The Leafs will depend on the Big M, Frank Mahovlich to lead the offence. The enigmatic Mahovlich possesses the size and skill to be one of the league’s premier superstars. When he has it all going, he can be nearly unstoppable. Leafs hope that Eddie Shack, who scored 26 last year, and young Ron Ellis can round out the office with 20-goal seasons. If wingers Larry Jeffrey and Jim Pappin can contribute, the attack will be in good shape.
One wild card that Imlach isn’t counting on, but quietly hopes can come through is rookie Mike Walton. Walton was the AHL’s top freshman last year and has loads of offensive talent. Walton may not yet be mature enough for the NHL grind…he’s currently in a contract dispute and not playing at Rochester.
Consensus: The Leafs are a difficult team to read. Most feel that the team should be able to make the playoffs, but that the long grind of an NHL season will be too much for this veteran group. Third place is realistic, but a quick exit in the playoffs could happen.
So, our unofficial and informal poll of the best hockey minds around the NHL has the league finish looking like this:
- New York
The NHL’s 50th season, it’s last as a six-team loop, could be its most interesting.
Retired police detective, involved in hockey at all levels for over 50 years. Member of Society for International Hockey Research and presently a video analyst for the leader in advanced hockey analytics (we work exclusively for 2 NHL clubs, and provide advice on an ad hoc basis to many other clients). Currently the Assistant General Manager for the Pelham Pirates of the Greater Ontario Junior Hockey League.

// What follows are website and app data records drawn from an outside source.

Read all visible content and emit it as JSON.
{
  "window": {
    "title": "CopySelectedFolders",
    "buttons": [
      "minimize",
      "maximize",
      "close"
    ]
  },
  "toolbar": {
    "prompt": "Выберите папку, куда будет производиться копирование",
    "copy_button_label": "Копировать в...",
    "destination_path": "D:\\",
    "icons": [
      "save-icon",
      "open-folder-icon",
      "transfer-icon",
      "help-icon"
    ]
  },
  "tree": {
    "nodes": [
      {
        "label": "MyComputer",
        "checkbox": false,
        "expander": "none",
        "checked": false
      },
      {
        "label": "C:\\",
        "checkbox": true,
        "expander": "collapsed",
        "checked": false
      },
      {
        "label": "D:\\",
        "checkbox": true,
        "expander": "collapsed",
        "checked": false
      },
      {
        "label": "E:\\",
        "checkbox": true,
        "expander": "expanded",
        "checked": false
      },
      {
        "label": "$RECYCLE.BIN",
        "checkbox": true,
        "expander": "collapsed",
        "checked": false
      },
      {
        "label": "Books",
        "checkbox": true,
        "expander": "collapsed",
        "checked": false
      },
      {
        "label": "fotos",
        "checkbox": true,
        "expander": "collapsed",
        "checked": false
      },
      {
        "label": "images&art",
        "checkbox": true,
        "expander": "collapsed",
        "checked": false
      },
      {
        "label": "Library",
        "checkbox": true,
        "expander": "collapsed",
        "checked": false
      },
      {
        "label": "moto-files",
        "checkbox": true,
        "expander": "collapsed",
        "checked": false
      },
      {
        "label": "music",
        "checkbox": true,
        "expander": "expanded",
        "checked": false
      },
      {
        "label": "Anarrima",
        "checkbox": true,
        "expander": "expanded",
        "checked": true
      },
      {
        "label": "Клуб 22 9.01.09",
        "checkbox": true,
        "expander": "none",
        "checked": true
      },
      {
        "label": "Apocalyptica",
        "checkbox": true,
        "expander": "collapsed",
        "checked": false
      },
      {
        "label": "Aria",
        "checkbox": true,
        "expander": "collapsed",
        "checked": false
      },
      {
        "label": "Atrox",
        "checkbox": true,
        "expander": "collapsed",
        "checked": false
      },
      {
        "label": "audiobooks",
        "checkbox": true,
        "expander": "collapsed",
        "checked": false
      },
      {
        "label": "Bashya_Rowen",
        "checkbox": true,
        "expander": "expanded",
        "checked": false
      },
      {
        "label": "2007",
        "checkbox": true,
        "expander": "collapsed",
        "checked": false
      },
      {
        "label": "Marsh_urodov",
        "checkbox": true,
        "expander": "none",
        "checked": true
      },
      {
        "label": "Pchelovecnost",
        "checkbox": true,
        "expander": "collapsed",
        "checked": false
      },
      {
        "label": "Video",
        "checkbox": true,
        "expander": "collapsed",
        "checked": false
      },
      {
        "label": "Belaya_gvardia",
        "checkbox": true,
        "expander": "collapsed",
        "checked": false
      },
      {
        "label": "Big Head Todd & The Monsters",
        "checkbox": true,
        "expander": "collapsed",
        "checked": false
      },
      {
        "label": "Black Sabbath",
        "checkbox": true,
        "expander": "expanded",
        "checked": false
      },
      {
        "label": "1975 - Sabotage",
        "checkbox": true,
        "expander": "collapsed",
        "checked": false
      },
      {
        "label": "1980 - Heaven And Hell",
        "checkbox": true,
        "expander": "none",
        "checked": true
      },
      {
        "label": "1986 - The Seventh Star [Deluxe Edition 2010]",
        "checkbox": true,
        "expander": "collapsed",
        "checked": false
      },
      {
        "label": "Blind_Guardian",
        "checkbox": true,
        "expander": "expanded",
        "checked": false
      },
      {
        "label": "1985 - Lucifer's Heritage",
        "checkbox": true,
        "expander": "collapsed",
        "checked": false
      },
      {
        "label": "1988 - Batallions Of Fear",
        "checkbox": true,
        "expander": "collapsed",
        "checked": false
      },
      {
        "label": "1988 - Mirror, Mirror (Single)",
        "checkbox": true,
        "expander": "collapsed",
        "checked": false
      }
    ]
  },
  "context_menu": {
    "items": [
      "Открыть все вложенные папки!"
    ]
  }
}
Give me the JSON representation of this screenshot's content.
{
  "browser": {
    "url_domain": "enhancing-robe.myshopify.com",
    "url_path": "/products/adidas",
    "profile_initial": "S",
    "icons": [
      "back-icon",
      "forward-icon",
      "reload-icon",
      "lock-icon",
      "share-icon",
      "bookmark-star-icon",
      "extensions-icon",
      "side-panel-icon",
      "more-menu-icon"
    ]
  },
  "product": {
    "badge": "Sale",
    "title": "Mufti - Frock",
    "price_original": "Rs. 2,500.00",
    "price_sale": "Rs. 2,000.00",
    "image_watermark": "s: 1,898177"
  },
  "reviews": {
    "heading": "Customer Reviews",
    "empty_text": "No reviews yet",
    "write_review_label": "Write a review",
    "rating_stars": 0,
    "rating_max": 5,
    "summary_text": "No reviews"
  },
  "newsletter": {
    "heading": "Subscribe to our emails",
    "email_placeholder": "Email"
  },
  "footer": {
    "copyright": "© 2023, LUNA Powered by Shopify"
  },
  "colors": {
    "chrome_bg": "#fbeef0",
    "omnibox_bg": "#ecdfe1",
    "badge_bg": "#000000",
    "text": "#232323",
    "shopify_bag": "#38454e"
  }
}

Previously owned the Faceoff computer hockey simulation and also provided all player ratings for the EA Sports series of NHL computer games from the late 90’s into the mid 2000’s.